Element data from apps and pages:
******

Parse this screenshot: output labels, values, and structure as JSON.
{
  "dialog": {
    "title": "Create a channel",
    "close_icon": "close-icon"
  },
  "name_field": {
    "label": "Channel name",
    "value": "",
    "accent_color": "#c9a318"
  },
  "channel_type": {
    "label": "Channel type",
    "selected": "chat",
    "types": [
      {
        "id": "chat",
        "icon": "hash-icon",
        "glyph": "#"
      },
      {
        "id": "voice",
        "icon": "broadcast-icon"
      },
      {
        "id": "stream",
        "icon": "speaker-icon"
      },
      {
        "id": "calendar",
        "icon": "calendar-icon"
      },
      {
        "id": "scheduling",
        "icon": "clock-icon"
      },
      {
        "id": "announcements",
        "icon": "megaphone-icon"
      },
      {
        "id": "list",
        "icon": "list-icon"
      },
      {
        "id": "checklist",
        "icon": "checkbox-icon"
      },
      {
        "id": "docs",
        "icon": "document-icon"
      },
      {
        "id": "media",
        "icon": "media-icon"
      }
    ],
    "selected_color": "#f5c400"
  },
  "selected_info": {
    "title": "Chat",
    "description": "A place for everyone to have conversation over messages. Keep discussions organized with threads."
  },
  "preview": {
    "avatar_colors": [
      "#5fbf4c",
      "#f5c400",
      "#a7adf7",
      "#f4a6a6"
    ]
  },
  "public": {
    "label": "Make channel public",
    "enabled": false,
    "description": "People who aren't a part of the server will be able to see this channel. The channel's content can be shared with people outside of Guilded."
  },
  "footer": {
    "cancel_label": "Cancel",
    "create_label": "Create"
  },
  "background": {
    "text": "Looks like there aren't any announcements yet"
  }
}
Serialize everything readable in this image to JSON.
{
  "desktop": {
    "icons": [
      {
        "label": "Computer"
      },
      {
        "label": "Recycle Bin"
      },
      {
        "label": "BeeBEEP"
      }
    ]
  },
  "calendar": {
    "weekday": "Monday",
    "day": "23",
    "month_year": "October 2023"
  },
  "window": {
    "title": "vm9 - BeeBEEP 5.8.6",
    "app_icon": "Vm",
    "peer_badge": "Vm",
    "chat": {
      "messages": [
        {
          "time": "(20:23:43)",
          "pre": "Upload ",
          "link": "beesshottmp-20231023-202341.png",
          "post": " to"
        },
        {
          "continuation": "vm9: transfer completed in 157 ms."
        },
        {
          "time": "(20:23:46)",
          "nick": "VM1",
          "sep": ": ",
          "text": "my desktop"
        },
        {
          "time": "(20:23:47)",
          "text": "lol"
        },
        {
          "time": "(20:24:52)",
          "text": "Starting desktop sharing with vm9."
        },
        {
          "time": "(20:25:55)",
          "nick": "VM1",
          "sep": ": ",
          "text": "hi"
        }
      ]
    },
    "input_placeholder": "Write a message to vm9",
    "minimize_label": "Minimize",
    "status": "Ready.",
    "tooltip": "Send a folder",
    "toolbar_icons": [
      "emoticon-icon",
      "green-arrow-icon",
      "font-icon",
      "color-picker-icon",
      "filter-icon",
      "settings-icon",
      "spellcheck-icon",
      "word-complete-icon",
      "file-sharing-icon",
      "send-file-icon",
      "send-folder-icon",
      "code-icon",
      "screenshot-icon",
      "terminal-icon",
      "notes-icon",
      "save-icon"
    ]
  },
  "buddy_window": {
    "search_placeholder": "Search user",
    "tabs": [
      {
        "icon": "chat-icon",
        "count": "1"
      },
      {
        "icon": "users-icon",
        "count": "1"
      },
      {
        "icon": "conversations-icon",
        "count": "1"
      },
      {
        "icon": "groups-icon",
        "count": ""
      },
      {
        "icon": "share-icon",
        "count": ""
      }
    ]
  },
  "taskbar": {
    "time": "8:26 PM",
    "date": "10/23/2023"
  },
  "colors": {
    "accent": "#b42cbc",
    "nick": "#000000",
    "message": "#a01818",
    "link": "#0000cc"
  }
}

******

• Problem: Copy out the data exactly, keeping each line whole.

• Written response:
Parse this screenshot: output labels, values, and structure as JSON.
{
  "dialog": {
    "title": "Create a channel",
    "close_icon": "close-icon"
  },
  "name_field": {
    "label": "Channel name",
    "value": "",
    "accent_color": "#c9a318"
  },
  "channel_type": {
    "label": "Channel type",
    "selected": "chat",
    "types": [
      {
        "id": "chat",
        "icon": "hash-icon",
        "glyph": "#"
      },
      {
        "id": "voice",
        "icon": "broadcast-icon"
      },
      {
        "id": "stream",
        "icon": "speaker-icon"
      },
      {
        "id": "calendar",
        "icon": "calendar-icon"
      },
      {
        "id": "scheduling",
        "icon": "clock-icon"
      },
      {
        "id": "announcements",
        "icon": "megaphone-icon"
      },
      {
        "id": "list",
        "icon": "list-icon"
      },
      {
        "id": "checklist",
        "icon": "checkbox-icon"
      },
      {
        "id": "docs",
        "icon": "document-icon"
      },
      {
        "id": "media",
        "icon": "media-icon"
      }
    ],
    "selected_color": "#f5c400"
  },
  "selected_info": {
    "title": "Chat",
    "description": "A place for everyone to have conversation over messages. Keep discussions organized with threads."
  },
  "preview": {
    "avatar_colors": [
      "#5fbf4c",
      "#f5c400",
      "#a7adf7",
      "#f4a6a6"
    ]
  },
  "public": {
    "label": "Make channel public",
    "enabled": false,
    "description": "People who aren't a part of the server will be able to see this channel. The channel's content can be shared with people outside of Guilded."
  },
  "footer": {
    "cancel_label": "Cancel",
    "create_label": "Create"
  },
  "background": {
    "text": "Looks like there aren't any announcements yet"
  }
}
Serialize everything readable in this image to JSON.
{
  "desktop": {
    "icons": [
      {
        "label": "Computer"
      },
      {
        "label": "Recycle Bin"
      },
      {
        "label": "BeeBEEP"
      }
    ]
  },
  "calendar": {
    "weekday": "Monday",
    "day": "23",
    "month_year": "October 2023"
  },
  "window": {
    "title": "vm9 - BeeBEEP 5.8.6",
    "app_icon": "Vm",
    "peer_badge": "Vm",
    "chat": {
      "messages": [
        {
          "time": "(20:23:43)",
          "pre": "Upload ",
          "link": "beesshottmp-20231023-202341.png",
          "post": " to"
        },
        {
          "continuation": "vm9: transfer completed in 157 ms."
        },
        {
          "time": "(20:23:46)",
          "nick": "VM1",
          "sep": ": ",
          "text": "my desktop"
        },
        {
          "time": "(20:23:47)",
          "text": "lol"
        },
        {
          "time": "(20:24:52)",
          "text": "Starting desktop sharing with vm9."
        },
        {
          "time": "(20:25:55)",
          "nick": "VM1",
          "sep": ": ",
          "text": "hi"
        }
      ]
    },
    "input_placeholder": "Write a message to vm9",
    "minimize_label": "Minimize",
    "status": "Ready.",
    "tooltip": "Send a folder",
    "toolbar_icons": [
      "emoticon-icon",
      "green-arrow-icon",
      "font-icon",
      "color-picker-icon",
      "filter-icon",
      "settings-icon",
      "spellcheck-icon",
      "word-complete-icon",
      "file-sharing-icon",
      "send-file-icon",
      "send-folder-icon",
      "code-icon",
      "screenshot-icon",
      "terminal-icon",
      "notes-icon",
      "save-icon"
    ]
  },
  "buddy_window": {
    "search_placeholder": "Search user",
    "tabs": [
      {
        "icon": "chat-icon",
        "count": "1"
      },
      {
        "icon": "users-icon",
        "count": "1"
      },
      {
        "icon": "conversations-icon",
        "count": "1"
      },
      {
        "icon": "groups-icon",
        "count": ""
      },
      {
        "icon": "share-icon",
        "count": ""
      }
    ]
  },
  "taskbar": {
    "time": "8:26 PM",
    "date": "10/23/2023"
  },
  "colors": {
    "accent": "#b42cbc",
    "nick": "#000000",
    "message": "#a01818",
    "link": "#0000cc"
  }
}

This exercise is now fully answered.